Provided entries:
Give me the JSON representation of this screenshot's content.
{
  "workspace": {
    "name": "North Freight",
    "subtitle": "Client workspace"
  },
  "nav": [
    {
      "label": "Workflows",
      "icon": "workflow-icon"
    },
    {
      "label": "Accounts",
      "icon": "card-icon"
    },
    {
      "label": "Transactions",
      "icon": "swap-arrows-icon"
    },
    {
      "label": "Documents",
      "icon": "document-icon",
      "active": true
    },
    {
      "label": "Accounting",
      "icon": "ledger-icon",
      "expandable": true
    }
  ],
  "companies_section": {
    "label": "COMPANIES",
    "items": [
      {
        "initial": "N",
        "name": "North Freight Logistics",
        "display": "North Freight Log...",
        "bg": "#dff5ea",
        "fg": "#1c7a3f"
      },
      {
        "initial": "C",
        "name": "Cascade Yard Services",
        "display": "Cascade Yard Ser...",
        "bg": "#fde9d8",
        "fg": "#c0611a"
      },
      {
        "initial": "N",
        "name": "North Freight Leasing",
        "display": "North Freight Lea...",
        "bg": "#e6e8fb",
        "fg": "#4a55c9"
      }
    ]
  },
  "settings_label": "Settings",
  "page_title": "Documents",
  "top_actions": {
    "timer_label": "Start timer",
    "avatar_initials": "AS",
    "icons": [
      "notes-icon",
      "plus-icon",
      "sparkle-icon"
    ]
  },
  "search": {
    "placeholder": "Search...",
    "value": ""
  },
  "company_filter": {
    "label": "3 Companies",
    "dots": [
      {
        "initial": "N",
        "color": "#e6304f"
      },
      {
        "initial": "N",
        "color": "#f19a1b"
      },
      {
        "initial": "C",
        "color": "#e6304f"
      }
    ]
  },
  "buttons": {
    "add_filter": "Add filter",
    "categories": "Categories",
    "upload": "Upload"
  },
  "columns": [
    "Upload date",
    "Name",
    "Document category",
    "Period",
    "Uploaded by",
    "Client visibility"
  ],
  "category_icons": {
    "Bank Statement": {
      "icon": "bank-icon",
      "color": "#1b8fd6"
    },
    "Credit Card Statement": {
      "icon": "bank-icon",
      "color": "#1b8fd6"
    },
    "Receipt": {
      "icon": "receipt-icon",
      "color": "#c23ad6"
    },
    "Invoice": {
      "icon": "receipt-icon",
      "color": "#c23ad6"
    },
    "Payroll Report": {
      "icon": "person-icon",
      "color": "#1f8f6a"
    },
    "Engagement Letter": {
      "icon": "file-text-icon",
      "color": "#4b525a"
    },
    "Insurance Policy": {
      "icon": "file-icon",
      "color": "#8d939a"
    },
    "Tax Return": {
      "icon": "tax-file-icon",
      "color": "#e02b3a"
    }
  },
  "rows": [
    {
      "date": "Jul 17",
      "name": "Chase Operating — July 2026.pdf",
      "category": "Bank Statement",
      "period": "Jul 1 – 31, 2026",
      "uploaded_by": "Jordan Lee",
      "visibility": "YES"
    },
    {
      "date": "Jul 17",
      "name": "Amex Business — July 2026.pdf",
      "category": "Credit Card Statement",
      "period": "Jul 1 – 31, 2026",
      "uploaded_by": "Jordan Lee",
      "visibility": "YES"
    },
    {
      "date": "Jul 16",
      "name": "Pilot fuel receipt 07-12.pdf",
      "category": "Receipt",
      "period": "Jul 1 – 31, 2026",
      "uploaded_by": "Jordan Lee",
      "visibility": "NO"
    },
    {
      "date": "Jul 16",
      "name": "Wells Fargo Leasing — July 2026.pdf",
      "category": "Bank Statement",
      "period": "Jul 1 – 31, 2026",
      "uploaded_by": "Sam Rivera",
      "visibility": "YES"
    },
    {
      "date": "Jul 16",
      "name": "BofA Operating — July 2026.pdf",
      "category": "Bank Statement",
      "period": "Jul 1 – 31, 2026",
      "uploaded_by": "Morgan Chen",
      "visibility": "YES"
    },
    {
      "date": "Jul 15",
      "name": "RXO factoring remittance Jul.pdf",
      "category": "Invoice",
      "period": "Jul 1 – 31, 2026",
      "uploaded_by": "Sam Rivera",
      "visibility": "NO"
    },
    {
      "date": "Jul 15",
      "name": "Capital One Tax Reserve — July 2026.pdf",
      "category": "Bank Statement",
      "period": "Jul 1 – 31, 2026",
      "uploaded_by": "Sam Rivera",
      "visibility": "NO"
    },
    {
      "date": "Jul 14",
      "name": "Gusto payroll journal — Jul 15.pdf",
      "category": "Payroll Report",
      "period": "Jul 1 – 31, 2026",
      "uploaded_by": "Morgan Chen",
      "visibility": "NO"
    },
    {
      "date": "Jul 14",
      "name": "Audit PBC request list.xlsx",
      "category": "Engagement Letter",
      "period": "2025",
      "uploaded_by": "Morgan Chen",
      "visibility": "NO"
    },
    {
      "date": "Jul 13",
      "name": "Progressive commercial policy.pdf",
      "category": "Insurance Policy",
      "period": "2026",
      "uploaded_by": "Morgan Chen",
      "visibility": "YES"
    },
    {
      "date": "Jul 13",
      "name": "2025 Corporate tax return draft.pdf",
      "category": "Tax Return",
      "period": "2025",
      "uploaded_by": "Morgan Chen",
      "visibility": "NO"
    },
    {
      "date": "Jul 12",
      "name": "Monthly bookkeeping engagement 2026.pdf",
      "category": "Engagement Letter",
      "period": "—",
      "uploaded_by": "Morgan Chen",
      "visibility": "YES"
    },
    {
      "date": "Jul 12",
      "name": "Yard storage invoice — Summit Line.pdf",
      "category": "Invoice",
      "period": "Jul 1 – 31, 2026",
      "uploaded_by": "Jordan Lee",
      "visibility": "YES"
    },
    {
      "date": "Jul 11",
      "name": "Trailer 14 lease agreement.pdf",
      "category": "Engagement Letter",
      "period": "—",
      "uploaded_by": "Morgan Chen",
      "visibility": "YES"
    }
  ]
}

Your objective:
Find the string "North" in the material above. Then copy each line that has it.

Your solution:
    "name": "North Freight",
        "name": "North Freight Logistics",
        "display": "North Freight Log...",
        "name": "North Freight Leasing",
        "display": "North Freight Lea...",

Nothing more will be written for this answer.